- Task prompt
Among the records below, find the lines that contain "você" and copy each of them.

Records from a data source
···

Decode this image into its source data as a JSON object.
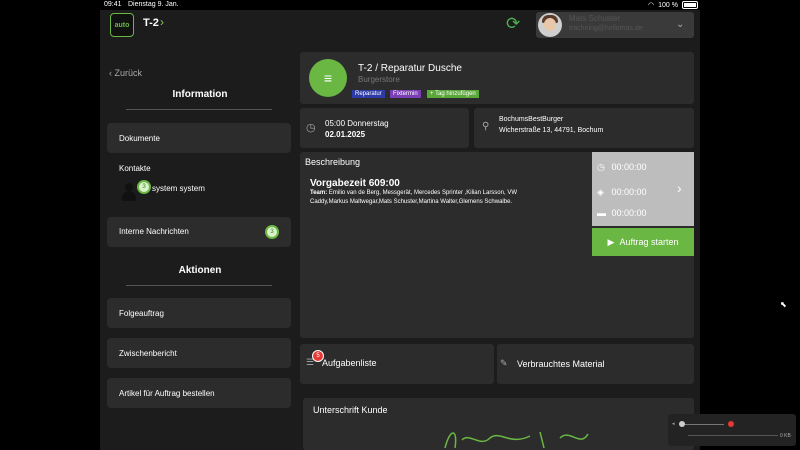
{
  "status_bar": {
    "time": "09:41",
    "date": "Dienstag 9. Jan.",
    "battery": "100 %"
  },
  "header": {
    "logo_text": "auto",
    "breadcrumb": "T-2",
    "user": {
      "name": "Mats Schuster",
      "email": "trachning@hellomas.de"
    }
  },
  "sidebar": {
    "back_label": "Zurück",
    "information_title": "Information",
    "documents_label": "Dokumente",
    "contacts_label": "Kontakte",
    "contact_badge": "3",
    "contact_name": "system system",
    "messages_label": "Interne Nachrichten",
    "messages_badge": "3",
    "actions_title": "Aktionen",
    "actions": [
      "Folgeauftrag",
      "Zwischenbericht",
      "Artikel für Auftrag bestellen"
    ]
  },
  "order": {
    "title": "T-2 / Reparatur Dusche",
    "subtitle": "Burgerstore",
    "tags": [
      {
        "label": "Reparatur",
        "color": "#2e3aa6"
      },
      {
        "label": "Fixtermin",
        "color": "#7b3fb5"
      },
      {
        "label": "+ Tag hinzufügen",
        "color": "#5aa83a"
      }
    ],
    "time": "05:00 Donnerstag",
    "date": "02.01.2025",
    "location_name": "BochumsBestBurger",
    "location_address": "Wicherstraße 13, 44791, Bochum"
  },
  "description": {
    "title": "Beschreibung",
    "heading": "Vorgabezeit 609:00",
    "team_label": "Team:",
    "team_line1": "Emilio van de Berg, Messgerät, Mercedes Sprinter ,Kilian Larsson, VW",
    "team_line2": "Caddy,Markus Maltwegar,Mats Schuster,Martina Walter,Glemens Schwalbe."
  },
  "timers": [
    "00:00:00",
    "00:00:00",
    "00:00:00"
  ],
  "start_button": "Auftrag starten",
  "tasks": {
    "label": "Aufgabenliste",
    "badge": "5"
  },
  "material": {
    "label": "Verbrauchtes Material"
  },
  "signature": {
    "title": "Unterschrift Kunde"
  },
  "player": {
    "size": "0 KB"
  },
  "colors": {
    "accent": "#6ab744",
    "panel": "#2c2c2c",
    "badge_red": "#e53935"
  }
}
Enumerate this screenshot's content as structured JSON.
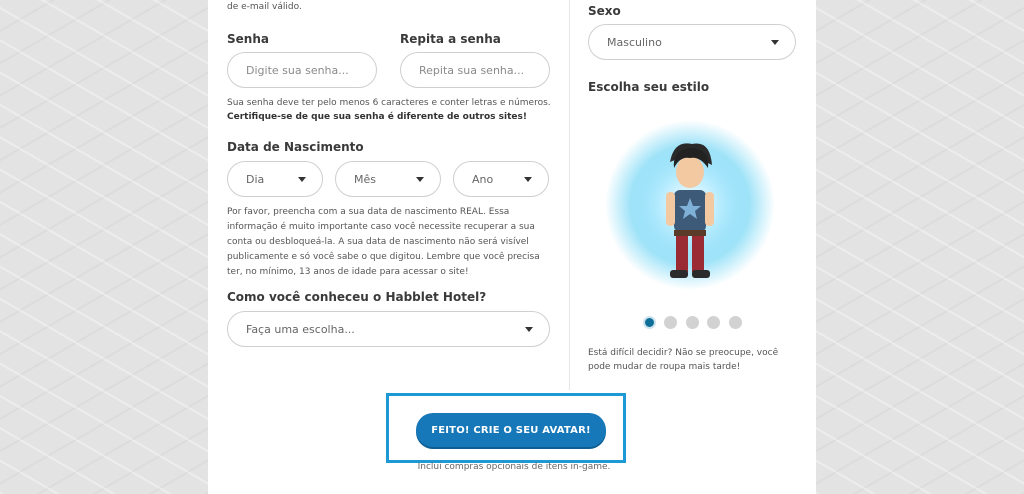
{
  "form": {
    "email_hint_tail": "de e-mail válido.",
    "password_label": "Senha",
    "password_placeholder": "Digite sua senha...",
    "password_repeat_label": "Repita a senha",
    "password_repeat_placeholder": "Repita sua senha...",
    "password_hint": "Sua senha deve ter pelo menos 6 caracteres e conter letras e números.",
    "password_hint_bold": "Certifique-se de que sua senha é diferente de outros sites!",
    "birthdate_label": "Data de Nascimento",
    "day": "Dia",
    "month": "Mês",
    "year": "Ano",
    "birthdate_hint_lines": [
      "Por favor, preencha com a sua data de nascimento REAL. Essa",
      "informação é muito importante caso você necessite recuperar a sua",
      "conta ou desbloqueá-la. A sua data de nascimento não será visível",
      "publicamente e só você sabe o que digitou. Lembre que você precisa",
      "ter, no mínimo, 13 anos de idade para acessar o site!"
    ],
    "source_label": "Como você conheceu o Habblet Hotel?",
    "source_value": "Faça uma escolha...",
    "gender_label": "Sexo",
    "gender_value": "Masculino",
    "style_label": "Escolha seu estilo",
    "style_hint_line1": "Está difícil decidir? Não se preocupe, você",
    "style_hint_line2": "pode mudar de roupa mais tarde!",
    "cta_label": "FEITO! CRIE O SEU AVATAR!",
    "cta_note": "Inclui compras opcionais de itens in-game."
  },
  "carousel": {
    "count": 5,
    "active_index": 0
  },
  "colors": {
    "accent": "#1678b8",
    "highlight": "#1d9ad6",
    "active_dot": "#0f6f98"
  }
}
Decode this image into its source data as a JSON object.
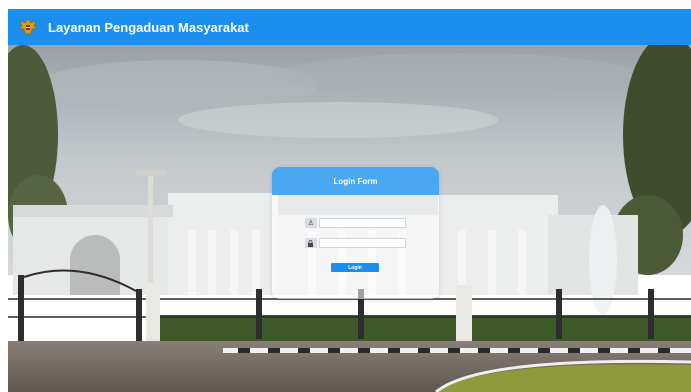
{
  "header": {
    "title": "Layanan Pengaduan Masyarakat",
    "logo_icon": "garuda-emblem-icon",
    "background": "#1a8ff0"
  },
  "background_image": {
    "subject": "presidential palace with fountain"
  },
  "login_form": {
    "title": "Login Form",
    "username": {
      "icon": "user-icon",
      "value": "",
      "placeholder": ""
    },
    "password": {
      "icon": "lock-icon",
      "value": "",
      "placeholder": ""
    },
    "submit_label": "Login",
    "accent": "#1a8ff0",
    "header_color": "#4aa8f2"
  }
}
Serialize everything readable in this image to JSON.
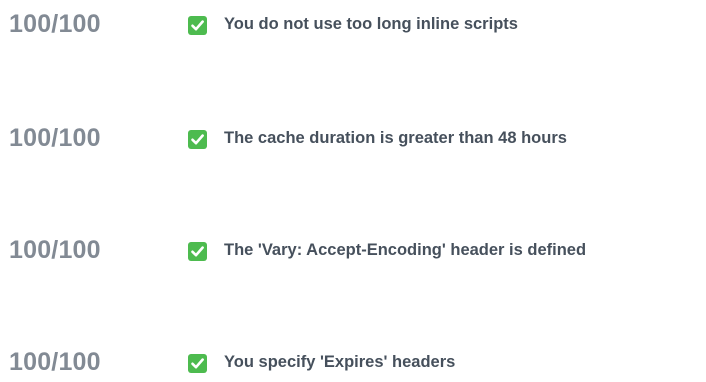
{
  "colors": {
    "score": "#828a94",
    "text": "#46505c",
    "check_bg": "#4dbb4f",
    "check_mark": "#ffffff"
  },
  "rules": [
    {
      "score": "100/100",
      "icon": "check-icon",
      "label": "You do not use too long inline scripts"
    },
    {
      "score": "100/100",
      "icon": "check-icon",
      "label": "The cache duration is greater than 48 hours"
    },
    {
      "score": "100/100",
      "icon": "check-icon",
      "label": "The 'Vary: Accept-Encoding' header is defined"
    },
    {
      "score": "100/100",
      "icon": "check-icon",
      "label": "You specify 'Expires' headers"
    }
  ]
}
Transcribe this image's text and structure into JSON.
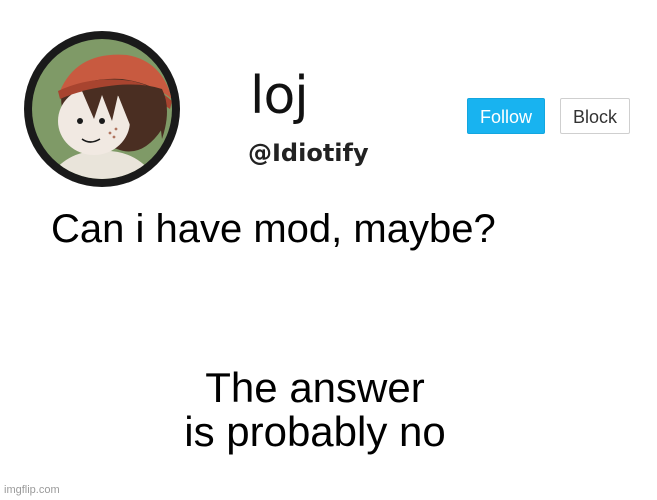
{
  "profile": {
    "display_name": "loj",
    "handle": "@Idiotify"
  },
  "actions": {
    "follow_label": "Follow",
    "block_label": "Block"
  },
  "post": {
    "line1": "Can i have mod, maybe?",
    "line2": "The answer\nis probably no"
  },
  "watermark": "imgflip.com",
  "colors": {
    "follow_button": "#18b3f0",
    "background": "#ffffff",
    "avatar_ring": "#1a1a1a",
    "avatar_bg": "#7f9a67",
    "hat": "#c85a40",
    "hair": "#4a2e22"
  },
  "icons": {
    "avatar": "profile-avatar-character"
  }
}
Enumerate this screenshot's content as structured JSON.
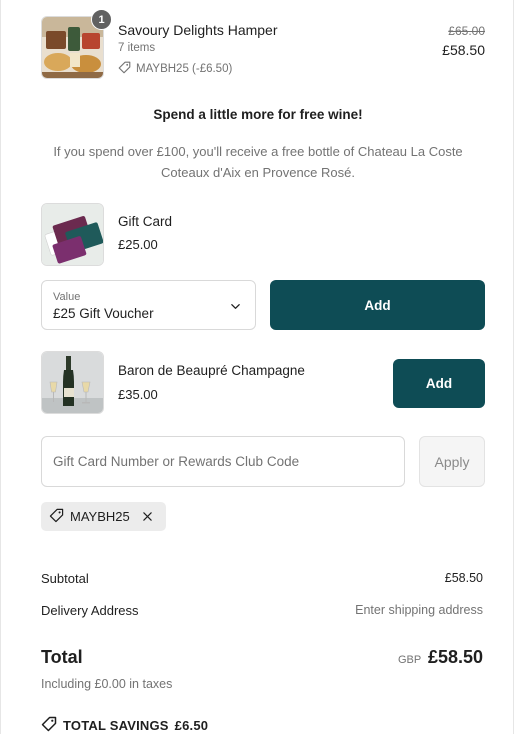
{
  "line_item": {
    "quantity_badge": "1",
    "title": "Savoury Delights Hamper",
    "items_count": "7 items",
    "discount_label": "MAYBH25 (-£6.50)",
    "original_price": "£65.00",
    "price": "£58.50"
  },
  "promo": {
    "heading": "Spend a little more for free wine!",
    "text": "If you spend over £100, you'll receive a free bottle of Chateau La Coste Coteaux d'Aix en Provence Rosé."
  },
  "upsells": [
    {
      "title": "Gift Card",
      "price": "£25.00",
      "select_label": "Value",
      "select_value": "£25 Gift Voucher",
      "add_label": "Add"
    },
    {
      "title": "Baron de Beaupré Champagne",
      "price": "£35.00",
      "add_label": "Add"
    }
  ],
  "discount_form": {
    "placeholder": "Gift Card Number or Rewards Club Code",
    "apply_label": "Apply",
    "applied_code": "MAYBH25"
  },
  "summary": {
    "subtotal_label": "Subtotal",
    "subtotal_value": "£58.50",
    "delivery_label": "Delivery Address",
    "delivery_value": "Enter shipping address",
    "total_label": "Total",
    "currency": "GBP",
    "total_value": "£58.50",
    "taxes_text": "Including £0.00 in taxes",
    "savings_label": "TOTAL SAVINGS",
    "savings_value": "£6.50"
  },
  "colors": {
    "primary_button": "#0e4c55",
    "muted_text": "#737373"
  },
  "icons": [
    "tag-icon",
    "chevron-down-icon",
    "close-icon"
  ]
}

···

- Reply to the task
      "informação é muito importante caso você necessite recuperar a sua",
      "publicamente e só você sabe o que digitou. Lembre que você precisa",
    "source_label": "Como você conheceu o Habblet Hotel?",
    "style_hint_line1": "Está difícil decidir? Não se preocupe, você",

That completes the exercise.